↓↓↓

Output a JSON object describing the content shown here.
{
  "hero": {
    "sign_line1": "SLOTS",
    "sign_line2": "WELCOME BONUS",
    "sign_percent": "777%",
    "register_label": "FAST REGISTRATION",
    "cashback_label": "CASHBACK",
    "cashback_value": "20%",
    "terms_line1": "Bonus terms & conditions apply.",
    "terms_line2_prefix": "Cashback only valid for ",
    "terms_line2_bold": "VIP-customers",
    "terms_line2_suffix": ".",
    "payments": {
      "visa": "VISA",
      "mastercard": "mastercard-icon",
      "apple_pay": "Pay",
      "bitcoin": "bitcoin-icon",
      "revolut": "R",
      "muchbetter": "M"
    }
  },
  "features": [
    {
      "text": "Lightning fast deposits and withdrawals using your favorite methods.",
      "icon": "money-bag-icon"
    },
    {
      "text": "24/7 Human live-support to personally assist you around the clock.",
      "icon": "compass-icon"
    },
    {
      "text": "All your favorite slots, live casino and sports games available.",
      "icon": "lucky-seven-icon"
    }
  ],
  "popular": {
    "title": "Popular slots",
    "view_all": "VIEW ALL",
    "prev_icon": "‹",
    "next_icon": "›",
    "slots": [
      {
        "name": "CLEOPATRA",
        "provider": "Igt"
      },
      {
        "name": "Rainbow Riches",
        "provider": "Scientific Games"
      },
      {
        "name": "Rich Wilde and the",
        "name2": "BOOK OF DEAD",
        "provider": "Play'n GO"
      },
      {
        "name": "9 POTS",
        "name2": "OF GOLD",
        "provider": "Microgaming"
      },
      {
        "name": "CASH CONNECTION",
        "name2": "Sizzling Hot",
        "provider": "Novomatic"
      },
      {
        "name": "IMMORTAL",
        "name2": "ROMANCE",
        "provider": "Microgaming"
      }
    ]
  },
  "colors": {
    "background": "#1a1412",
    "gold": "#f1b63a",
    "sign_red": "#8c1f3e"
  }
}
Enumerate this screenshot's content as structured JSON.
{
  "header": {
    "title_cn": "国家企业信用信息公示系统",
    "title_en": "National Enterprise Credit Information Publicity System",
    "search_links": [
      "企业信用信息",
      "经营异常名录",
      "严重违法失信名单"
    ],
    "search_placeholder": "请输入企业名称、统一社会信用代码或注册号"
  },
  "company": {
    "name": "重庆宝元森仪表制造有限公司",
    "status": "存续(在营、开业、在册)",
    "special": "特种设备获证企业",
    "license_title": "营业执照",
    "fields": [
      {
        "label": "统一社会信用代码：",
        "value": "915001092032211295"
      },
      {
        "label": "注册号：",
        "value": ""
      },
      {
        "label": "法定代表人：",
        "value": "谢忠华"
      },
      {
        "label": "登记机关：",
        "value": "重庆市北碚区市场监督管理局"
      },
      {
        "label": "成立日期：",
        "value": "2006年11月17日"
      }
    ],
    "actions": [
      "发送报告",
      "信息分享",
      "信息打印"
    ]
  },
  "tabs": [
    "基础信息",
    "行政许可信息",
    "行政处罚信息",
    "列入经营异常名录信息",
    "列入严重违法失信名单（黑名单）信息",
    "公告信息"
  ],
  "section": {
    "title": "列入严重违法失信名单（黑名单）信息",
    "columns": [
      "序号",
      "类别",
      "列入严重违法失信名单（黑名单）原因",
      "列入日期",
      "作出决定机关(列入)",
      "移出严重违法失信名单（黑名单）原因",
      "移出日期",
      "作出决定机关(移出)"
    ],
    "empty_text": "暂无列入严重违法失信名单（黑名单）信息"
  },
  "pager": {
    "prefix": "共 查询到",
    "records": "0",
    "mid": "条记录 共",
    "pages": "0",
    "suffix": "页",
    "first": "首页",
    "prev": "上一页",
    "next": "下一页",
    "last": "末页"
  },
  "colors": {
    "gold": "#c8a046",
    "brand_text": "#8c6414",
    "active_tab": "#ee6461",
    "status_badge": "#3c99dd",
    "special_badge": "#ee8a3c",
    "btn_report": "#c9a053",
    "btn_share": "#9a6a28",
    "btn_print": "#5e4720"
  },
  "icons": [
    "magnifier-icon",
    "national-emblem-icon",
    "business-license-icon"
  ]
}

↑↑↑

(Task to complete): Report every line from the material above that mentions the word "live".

(Exercise answer):
      "text": "24/7 Human live-support to personally assist you around the clock.",
      "text": "All your favorite slots, live casino and sports games available.",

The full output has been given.